It took me four years to answer these questions, and they remain so important to me that I have studied them for another decade beyond. This book (No God but One: Allah or Jesus?) is my brief answer.

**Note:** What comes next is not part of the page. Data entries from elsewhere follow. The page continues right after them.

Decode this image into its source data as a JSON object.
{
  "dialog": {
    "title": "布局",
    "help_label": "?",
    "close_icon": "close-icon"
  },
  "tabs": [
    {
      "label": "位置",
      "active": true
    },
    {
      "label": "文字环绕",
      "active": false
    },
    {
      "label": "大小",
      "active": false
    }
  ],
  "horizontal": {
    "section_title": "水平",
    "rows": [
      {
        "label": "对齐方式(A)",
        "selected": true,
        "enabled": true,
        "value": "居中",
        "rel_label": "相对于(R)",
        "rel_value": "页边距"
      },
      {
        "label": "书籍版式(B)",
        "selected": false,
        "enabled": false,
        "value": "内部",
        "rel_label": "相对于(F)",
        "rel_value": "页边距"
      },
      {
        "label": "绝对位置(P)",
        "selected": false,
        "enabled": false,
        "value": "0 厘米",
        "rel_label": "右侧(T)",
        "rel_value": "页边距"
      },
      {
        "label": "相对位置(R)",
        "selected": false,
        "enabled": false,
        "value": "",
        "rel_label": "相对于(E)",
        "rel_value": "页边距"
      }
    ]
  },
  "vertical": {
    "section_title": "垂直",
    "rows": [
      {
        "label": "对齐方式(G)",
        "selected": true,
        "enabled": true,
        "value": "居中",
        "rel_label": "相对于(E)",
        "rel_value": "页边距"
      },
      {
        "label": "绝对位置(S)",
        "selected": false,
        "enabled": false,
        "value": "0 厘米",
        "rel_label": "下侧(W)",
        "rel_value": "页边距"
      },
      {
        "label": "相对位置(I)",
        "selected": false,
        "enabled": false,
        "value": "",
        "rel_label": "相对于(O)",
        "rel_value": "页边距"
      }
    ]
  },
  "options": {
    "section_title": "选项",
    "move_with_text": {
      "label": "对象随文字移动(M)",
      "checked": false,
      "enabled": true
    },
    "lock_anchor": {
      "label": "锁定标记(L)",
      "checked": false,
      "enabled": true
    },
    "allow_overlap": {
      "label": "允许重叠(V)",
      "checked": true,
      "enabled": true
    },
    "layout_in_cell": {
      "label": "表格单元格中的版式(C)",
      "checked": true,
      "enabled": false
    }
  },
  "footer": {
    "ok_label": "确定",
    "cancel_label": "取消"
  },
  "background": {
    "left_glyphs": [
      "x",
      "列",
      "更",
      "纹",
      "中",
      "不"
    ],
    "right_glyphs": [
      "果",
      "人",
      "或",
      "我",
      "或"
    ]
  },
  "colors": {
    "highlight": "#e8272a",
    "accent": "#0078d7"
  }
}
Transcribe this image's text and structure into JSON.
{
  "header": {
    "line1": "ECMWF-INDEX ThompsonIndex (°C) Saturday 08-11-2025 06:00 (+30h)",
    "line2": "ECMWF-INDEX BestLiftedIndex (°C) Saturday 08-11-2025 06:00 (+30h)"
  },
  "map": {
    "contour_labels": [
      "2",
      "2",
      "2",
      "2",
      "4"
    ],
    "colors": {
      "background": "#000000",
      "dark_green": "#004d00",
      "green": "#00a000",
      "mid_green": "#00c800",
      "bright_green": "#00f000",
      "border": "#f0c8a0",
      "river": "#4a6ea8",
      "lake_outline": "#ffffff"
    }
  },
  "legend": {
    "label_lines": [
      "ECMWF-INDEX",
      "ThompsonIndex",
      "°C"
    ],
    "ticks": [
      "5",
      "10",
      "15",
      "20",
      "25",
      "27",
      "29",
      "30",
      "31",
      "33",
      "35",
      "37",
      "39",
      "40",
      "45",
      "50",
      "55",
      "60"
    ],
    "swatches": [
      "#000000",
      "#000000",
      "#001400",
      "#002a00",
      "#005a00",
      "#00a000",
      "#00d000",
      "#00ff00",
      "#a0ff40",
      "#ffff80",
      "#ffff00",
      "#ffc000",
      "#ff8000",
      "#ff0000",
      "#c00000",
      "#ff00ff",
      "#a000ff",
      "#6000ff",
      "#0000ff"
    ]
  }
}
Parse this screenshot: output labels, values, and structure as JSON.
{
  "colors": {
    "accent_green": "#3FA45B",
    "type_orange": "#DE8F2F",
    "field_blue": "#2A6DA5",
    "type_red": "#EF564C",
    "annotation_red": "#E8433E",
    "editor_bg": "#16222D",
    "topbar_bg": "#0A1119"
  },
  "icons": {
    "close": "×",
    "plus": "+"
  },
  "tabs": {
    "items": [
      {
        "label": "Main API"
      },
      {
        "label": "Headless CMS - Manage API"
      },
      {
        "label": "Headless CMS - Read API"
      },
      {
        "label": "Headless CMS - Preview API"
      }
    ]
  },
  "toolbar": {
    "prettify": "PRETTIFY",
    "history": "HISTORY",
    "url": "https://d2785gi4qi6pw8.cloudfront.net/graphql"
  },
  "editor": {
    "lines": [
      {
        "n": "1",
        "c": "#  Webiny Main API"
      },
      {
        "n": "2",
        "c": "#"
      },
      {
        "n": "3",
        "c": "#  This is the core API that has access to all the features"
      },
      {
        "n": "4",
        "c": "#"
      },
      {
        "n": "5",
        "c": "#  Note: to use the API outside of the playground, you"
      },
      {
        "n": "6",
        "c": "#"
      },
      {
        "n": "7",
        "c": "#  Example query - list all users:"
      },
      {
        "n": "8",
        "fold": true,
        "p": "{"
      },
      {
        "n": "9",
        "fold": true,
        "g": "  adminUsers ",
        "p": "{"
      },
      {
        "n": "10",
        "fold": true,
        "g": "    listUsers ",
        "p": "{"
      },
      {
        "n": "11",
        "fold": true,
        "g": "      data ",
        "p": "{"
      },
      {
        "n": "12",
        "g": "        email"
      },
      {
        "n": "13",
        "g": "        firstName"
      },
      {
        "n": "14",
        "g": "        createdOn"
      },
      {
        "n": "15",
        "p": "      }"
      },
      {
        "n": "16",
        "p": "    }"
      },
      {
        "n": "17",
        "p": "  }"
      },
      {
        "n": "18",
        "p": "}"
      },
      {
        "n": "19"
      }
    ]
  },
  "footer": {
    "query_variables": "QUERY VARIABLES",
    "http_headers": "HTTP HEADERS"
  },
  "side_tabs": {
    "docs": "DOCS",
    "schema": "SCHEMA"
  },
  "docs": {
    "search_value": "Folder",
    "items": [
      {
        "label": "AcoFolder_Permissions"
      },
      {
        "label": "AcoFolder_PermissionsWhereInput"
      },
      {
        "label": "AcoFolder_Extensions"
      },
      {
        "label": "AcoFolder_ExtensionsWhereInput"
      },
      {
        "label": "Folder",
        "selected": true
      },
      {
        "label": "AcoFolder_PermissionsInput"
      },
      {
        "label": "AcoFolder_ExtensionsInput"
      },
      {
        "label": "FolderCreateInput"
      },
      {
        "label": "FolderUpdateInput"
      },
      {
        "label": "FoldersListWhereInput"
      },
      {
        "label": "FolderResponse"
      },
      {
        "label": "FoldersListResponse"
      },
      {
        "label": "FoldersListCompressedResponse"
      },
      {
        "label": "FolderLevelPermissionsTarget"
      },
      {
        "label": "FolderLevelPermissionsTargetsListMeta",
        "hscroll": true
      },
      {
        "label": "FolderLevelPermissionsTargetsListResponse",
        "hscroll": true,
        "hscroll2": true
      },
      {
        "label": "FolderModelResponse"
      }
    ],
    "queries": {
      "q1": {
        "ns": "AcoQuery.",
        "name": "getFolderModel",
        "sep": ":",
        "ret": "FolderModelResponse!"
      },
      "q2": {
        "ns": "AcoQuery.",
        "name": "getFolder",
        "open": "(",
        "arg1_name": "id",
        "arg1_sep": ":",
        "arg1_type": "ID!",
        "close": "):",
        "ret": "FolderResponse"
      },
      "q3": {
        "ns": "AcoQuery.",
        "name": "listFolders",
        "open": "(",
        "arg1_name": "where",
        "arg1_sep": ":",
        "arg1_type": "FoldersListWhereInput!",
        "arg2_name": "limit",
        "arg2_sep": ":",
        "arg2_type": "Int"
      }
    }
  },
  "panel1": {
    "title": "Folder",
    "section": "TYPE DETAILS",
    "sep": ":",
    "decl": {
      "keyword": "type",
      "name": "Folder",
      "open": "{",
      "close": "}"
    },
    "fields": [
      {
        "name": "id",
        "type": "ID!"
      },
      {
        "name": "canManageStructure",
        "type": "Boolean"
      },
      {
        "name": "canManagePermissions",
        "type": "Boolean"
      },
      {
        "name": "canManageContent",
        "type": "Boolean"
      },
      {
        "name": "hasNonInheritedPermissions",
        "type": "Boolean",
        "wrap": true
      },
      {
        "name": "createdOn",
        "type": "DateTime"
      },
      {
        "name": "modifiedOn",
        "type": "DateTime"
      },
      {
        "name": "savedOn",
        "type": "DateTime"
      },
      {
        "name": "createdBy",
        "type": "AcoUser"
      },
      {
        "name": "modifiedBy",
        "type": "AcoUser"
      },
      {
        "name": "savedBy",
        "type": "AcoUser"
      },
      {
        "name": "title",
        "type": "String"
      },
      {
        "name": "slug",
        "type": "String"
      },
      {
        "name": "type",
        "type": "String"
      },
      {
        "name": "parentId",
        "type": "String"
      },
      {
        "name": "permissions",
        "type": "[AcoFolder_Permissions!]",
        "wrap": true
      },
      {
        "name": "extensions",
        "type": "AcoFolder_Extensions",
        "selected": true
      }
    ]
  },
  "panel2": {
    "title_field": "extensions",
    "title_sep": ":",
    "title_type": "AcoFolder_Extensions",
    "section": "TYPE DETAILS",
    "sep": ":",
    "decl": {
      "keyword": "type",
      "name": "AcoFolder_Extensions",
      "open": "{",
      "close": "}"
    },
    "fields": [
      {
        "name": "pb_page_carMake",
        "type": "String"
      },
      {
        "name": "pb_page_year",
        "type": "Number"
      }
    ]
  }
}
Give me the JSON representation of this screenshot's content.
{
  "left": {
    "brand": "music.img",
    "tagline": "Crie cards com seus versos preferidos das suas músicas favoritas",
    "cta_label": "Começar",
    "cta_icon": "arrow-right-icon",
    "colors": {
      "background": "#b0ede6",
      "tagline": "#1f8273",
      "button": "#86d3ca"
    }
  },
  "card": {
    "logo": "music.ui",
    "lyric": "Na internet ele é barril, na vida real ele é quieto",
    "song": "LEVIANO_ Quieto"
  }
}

After I share my findings, we will see how Fatima answered the same questions and discover the outcome of her story.
Full table of contents
Prologue: Fatima's Dilemma
QUESTION 1: ARE ISLAM AND CHRISTIANITY REALLY ALL THAT DIFFERENT?
Introduction to Question One: No God but One
PART 1: SHARIA OR THE GOSPEL: TWO DIFFERENT SOLUTIONS
1. The Way to Life
2. Comparing Sharia and the Gospel
3. Questioning Grace
4. Diagnosis and Deliverance
PART 2: TAWHID OR THE TRINITY: TWO DIFFERENT GODS
5. The Islamic Inquisition
6. Comparing Tawhid and the Trinity
7. Questioning Complexity
8. Do Muslims and Christians Worship the Same God?
PART 3: MUHAMMAD OR JESUS: TWO DIFFERENT FOUNDERS
9. The Council of Nicaea
10. Comparing the Messenger and the Messiah
11. Questioning the God-Man
12. Libya's Best Friend
PART 4: THE QURAN OR THE BIBLE: TWO DIFFERENT SCRIPTURES
13. Burning Scripture
14. Comparing the Quran and the Bible
15. Questioning Texts
16. The First Burning of the Quran
PART 5: JIHAD OR THE CRUSADES: TWO DIFFERENT HOLY WARS
17. The First Crusade
18. Comparing the Traditions of the Founders
19. Questioning Christian Peacefulness
20. Jesus Versus Jihad
QUESTION 2: CAN WE KNOW WHETHER ISLAM OR CHRISTIANITY IS TRUE?
Introduction to Question Two: Investigating Islam and Christianity
PART 6: DID JESUS DIE ON THE CROSS?
21. The Positive Case: Unanimous Records
22. The Islamic Response: It Was Made to Appear So
23. Assessing the Islamic Response: The Quran and the Historical Jesus
24. Conclusion: Jesus Died by Crucifixion
PART 7: DID JESUS RISE FROM THE DEAD?
25. The Positive Case: The Best Explanation of the Facts
26. The Islamic Response: All Paul's Fault
27. Assessing the Islamic Response: Paul and the Disciples in Proper Perspective
28. Conclusion: Jesus Rose from the Dead
PART 8: DID JESUS CLAIM TO BE GOD?
29. The Positive Case: Jesus Was Always God
30. The Islamic Response: Did Jesus Really Say 'I Am God?'
31. Assessing the Islamic Response: Letting the Context Speak
32. Conclusion: Jesus Claimed to Be God
A Midway Summary to Question Two: Assessing the Case for Christianity and Islam's Efforts to Account for Christian Origins
PART 9: IS MUHAMMAD A PROPHET OF GOD?
33. The Positive Case: The Foretold Paragon
34. The Response: Don't Forget the Counterevidence
35. Assessing the Response: Hadith Versus History
36. Conclusion: The Dilemma of the Historical Muhammad
PART 10: IS THE QURAN THE WORD OF GOD?
37. The Positive Case: There Is No Other Book Like It
38. The Response: In What Way Is That Miraculous?
39. Assessing the Response: What Kind of Book Is the Quran?
40. Conclusion: There Is No Compelling Reason to Think the Quran Is the Word of God
Conclusion to Question Two: Islam or Christianity? The Evidence Is Clear
Conclusion: Is the Truth Worth Dying For?